Joe (Joseph Gordon-Levitt), one of the titular Loopers, living a hedonistic life in Kansas, circa 2044. Joe explains that the mob, circa 2074, sends victims back in time, where Loopers hit them with a shotgun blast to the chest and then dispose of a body that technically doesn’t exist.
Near-future Kansas is a smart choice of setting on Johnson’s part: recognizable but just different enough. Odd pipes and paneling jut out of cars that still travel on four wheels and silhouettes of vaguely futuristic helicopters dot the horizon. In the city, the corporatocratic aesthetic of “Blade Runner” is just beginning to dominate the skyscrapers. Outside the city, however, the land is populated by sprawling agriculture and middle-of-nowhere diners serving burnt coffee.
But what exactly is a Looper? Eventually, the mob of the future ties up loose ends and protects itself by sending older hitmen 30 years back in time to be killed by their younger selves. Upon “closing their loop,” the hitmen recieve their pension. This system is upended when an older version of Joe (Bruce Willis) shows up in 2044 but manages to avoid execution. This is called “letting your loop run,” Joe explains, and the consequences are brutal, as illustrated in an ingenious, nightmarish, and tautly-edited sequence that occurs near the start of the film.
In the film’s second act, the two Joes split up. Old Joe embarks the 2044 equivalent of “Would you kill Hitler if you could?” It’s muddy moral territory, as Willis’s character carries a strong motivation, but quickly becomes irredeemable. The sympathetic villain role is perfect for Willis, who has built an impressive action career nearly in spite of his mumbly cadence. He embodies both ruthless and vulnerable.
While Willis is on the hunt, Gordon-Levitt holes up in a farm on the outskirts, waiting for Old Joe to show up. There he meets Sara (Emily Blunt) and her young son Cid (Pierce Gagnon). While Blunt’s performance is solid, it is impossible to ignore Gagnon’s. Johnson has made the shrewd decision to base much of Cid’s presence around physical action—not saying anything that he can otherwise convey through body language. In a conversation between Gagnon and Gordon-Levitt, somehow Gordon-Levitt comes across as the less compelling actor.
This is not to say that Gordon-Levitt is not also outstanding. His gradual evolution from callous hitman to motivated defender is fascinating. Armed with a blunderbuss and prosthetics to augment his browline and nose in order to more closely resemble Willis, he makes the tension of waiting for the inevitable showdown compelling, much like Gary Cooper in “High Noon.”

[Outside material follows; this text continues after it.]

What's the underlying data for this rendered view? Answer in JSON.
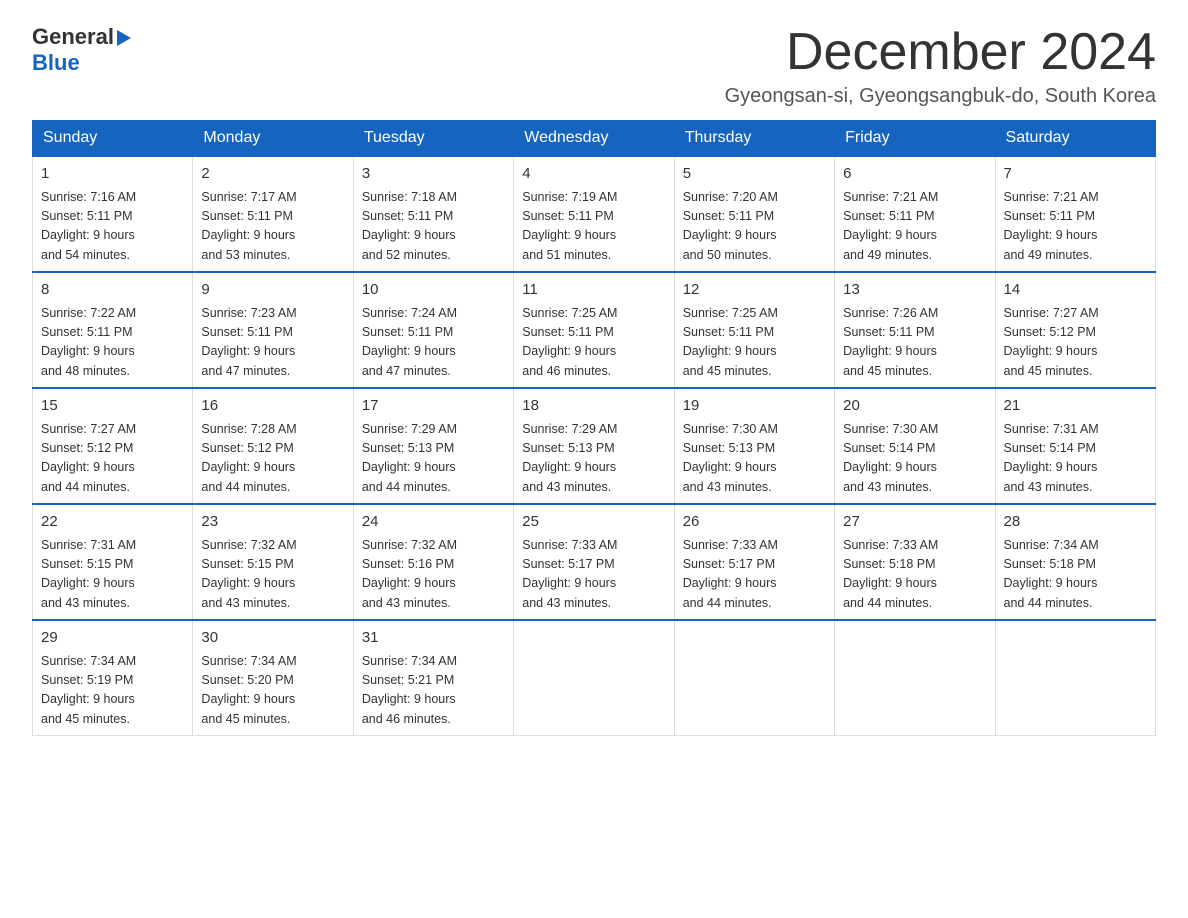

The resemblance cannot be unintentional. Johnson’s cinephilia shines throughout “Looper” without overshadowing the film’s vibrant originality. At one point Johnson mirrors the singular moving shot of Chris Marker’s seminal work, “La Jetee,” also concerned with escaping a causality loop. The Loopers frequent a club named “La Belle Aurore,” a none-too-subtle shoutout to “Casablanca.” Bruce Willis even gets his own hero moment, striding down a dark alleyway, shooting from the hip. It calls to mind, well, vintage Bruce Willis.
Near the film’s beginning, Joe’s boss and Looper head honcho Abe-Jeff Daniels ridicules Joe’s fashion sense. “The movies you’re dressing like are just copying other movies,” he observes casually. But his assertion that film has become circuitous and stagnant is wrong. “Looper” builds upon previous films, rather than shallowly aping them. The film iterates upon their well-worn concepts to create something substantively original, inventive and exceptional. Ingenious, tightly directed, and occasionally funny, “Looper” is the rare film about time travel that transcends its genre.
—Staff writer Brian A. Feldman can be reached at firstname.lastname@example.org